Every aircraft registered with the FAA (N-numbered) has an Airworthiness Certificate of some kind. The three types of Airworthiness certificates are Standard, Special, and Experimental.
Standard applies to factory-built aircraft like Cessnas and Boeings. They are built to an FAA-approved design with FAA oversight of the producer’s quality control system. No changes are allowed to the aircraft without manufacturer or FAA approval. These aircraft undergo millions of dollars worth of testing to earn their Standard Airworthiness Certificates. These aircraft can be rented and used commercially, carrying passengers and cargo for hire.
Special applies to factory-built aircraft in the Light Sport realm, that are produced to an FAA-accepted standard, but do not have direct FAA oversight of production and quality control. These aircraft can be rented but are not used to carry passengers and cargo for hire. They can be rented to a person for their flight training, but not used for point to point transportation like an airline.
Experimental is a broad category that applies to any aircraft that never earned a Standard or Special airworthiness certificate. It covers everything from home-built aircraft to huge warbirds and fighter jets. Many interesting aircraft on display and performing at airshows carry the Experimental airworthiness certificate. Sleek new innovative aircraft are typically Experimental as they are being developed and tested. After they are proven and have sufficient market demand, their manufacturer may put together a test program to earn Special or Standard airworthiness certificates.
Most older trikes are Experimental Light Sport Aircraft (ELSA). When the FAA started the Sport Pilot and Light Sport Aircraft regulations in 2006, they had a program to get these previously unregistered aircraft into the FAA N-number system. Large numbers of trikes and other light aircraft became registered with the FAA as Experimental Light Sport aircraft. The FAA issued them Airworthiness Certificates, Operating Limitations and N-numbers just like all other FAA-registered aircraft have.
Aircraft manufacturers register the new aircraft we build as Special Light Sport Aircraft (SLSA). To keep the Special Airworthiness Certificate, the aircraft must stay in its factory configuration and be professionally maintained. No changes or modifications are allowed without factory approval. An SLSA can be used for hire. An owner can rent the SLSA aircraft to other pilots. An instructor or flight school can rent the SLSA to their students. When used for hire, the SLSA aircraft must have a condition inspection every 100 flight hours, same as other aircraft used commercially.
Aircraft manufacturers can also produce new aircraft with Experimental Airworthiness Certificates.

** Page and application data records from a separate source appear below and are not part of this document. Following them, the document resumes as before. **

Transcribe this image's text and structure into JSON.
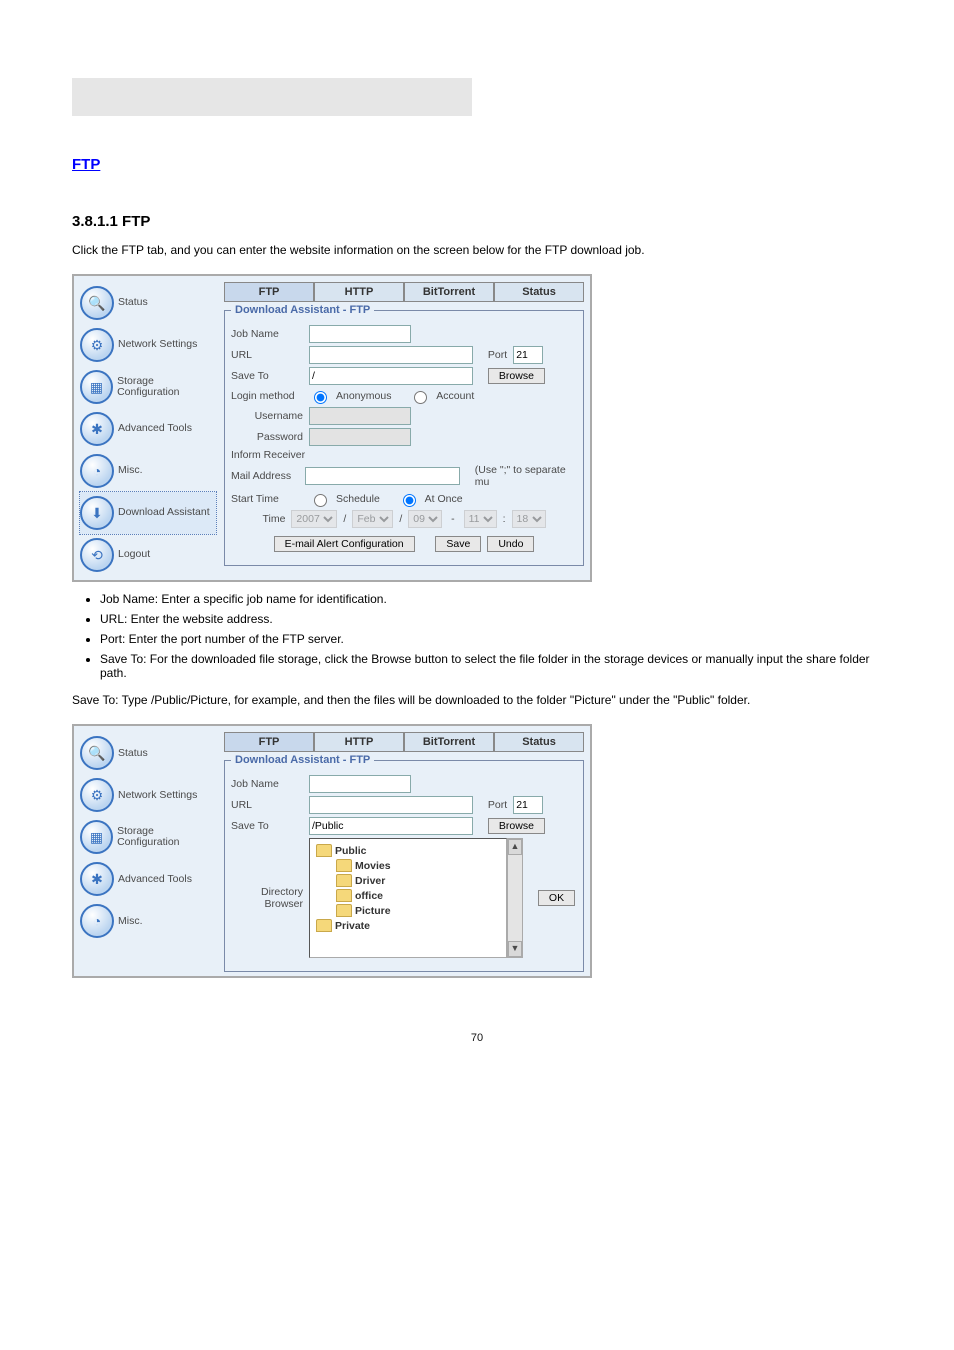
{
  "nav": {
    "items": [
      {
        "label": "Status",
        "icon": "◌"
      },
      {
        "label": "Network Settings",
        "icon": "⚙"
      },
      {
        "label": "Storage Configuration",
        "icon": "▦"
      },
      {
        "label": "Advanced Tools",
        "icon": "✱"
      },
      {
        "label": "Misc.",
        "icon": "◔"
      },
      {
        "label": "Download Assistant",
        "icon": "⬇"
      },
      {
        "label": "Logout",
        "icon": "⟲"
      }
    ]
  },
  "tabs": {
    "ftp": "FTP",
    "http": "HTTP",
    "bt": "BitTorrent",
    "status": "Status"
  },
  "panel_title": "Download Assistant - FTP",
  "labels": {
    "job": "Job Name",
    "url": "URL",
    "port": "Port",
    "saveto": "Save To",
    "browse": "Browse",
    "login": "Login method",
    "anon": "Anonymous",
    "acct": "Account",
    "user": "Username",
    "pass": "Password",
    "inform": "Inform Receiver",
    "mail": "Mail Address",
    "mailhint": "(Use \";\" to separate mu",
    "start": "Start Time",
    "sched": "Schedule",
    "once": "At Once",
    "time": "Time",
    "emailcfg": "E-mail Alert Configuration",
    "save": "Save",
    "undo": "Undo",
    "dirbrowser": "Directory Browser",
    "ok": "OK"
  },
  "values": {
    "port": "21",
    "saveto_default": "/",
    "saveto_public": "/Public",
    "year": "2007",
    "month": "Feb",
    "day": "09",
    "hh": "11",
    "mm": "18"
  },
  "folders": {
    "public": "Public",
    "movies": "Movies",
    "driver": "Driver",
    "office": "office",
    "picture": "Picture",
    "private": "Private"
  },
  "doc": {
    "heading": "3.8.1.1 FTP",
    "intro": "Click the FTP tab, and you can enter the website information on the screen below for the FTP download job.",
    "ftp_link": "FTP",
    "bullets": [
      "Job Name: Enter a specific job name for identification.",
      "URL: Enter the website address.",
      "Port: Enter the port number of the FTP server.",
      "Save To: For the downloaded file storage, click the Browse button to select the file folder in the storage devices or manually input the share folder path."
    ],
    "saveto_ex_lead": "Save To: Type /Public/Picture, for example, and then the files will be downloaded to the folder \"Picture\" under the \"Public\" folder.",
    "page": "70"
  }
}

We produce the aircraft as an SLSA but then exchange the Special airworthiness certificate for an Experimental certificate. An ELSA aircraft can be modified and maintained by the owner but cannot be rented to others. If you want the flexibility of doing your own maintenance, adding accessories and modifications whenever you want without outside approval, choose the Experimental airworthiness certificate.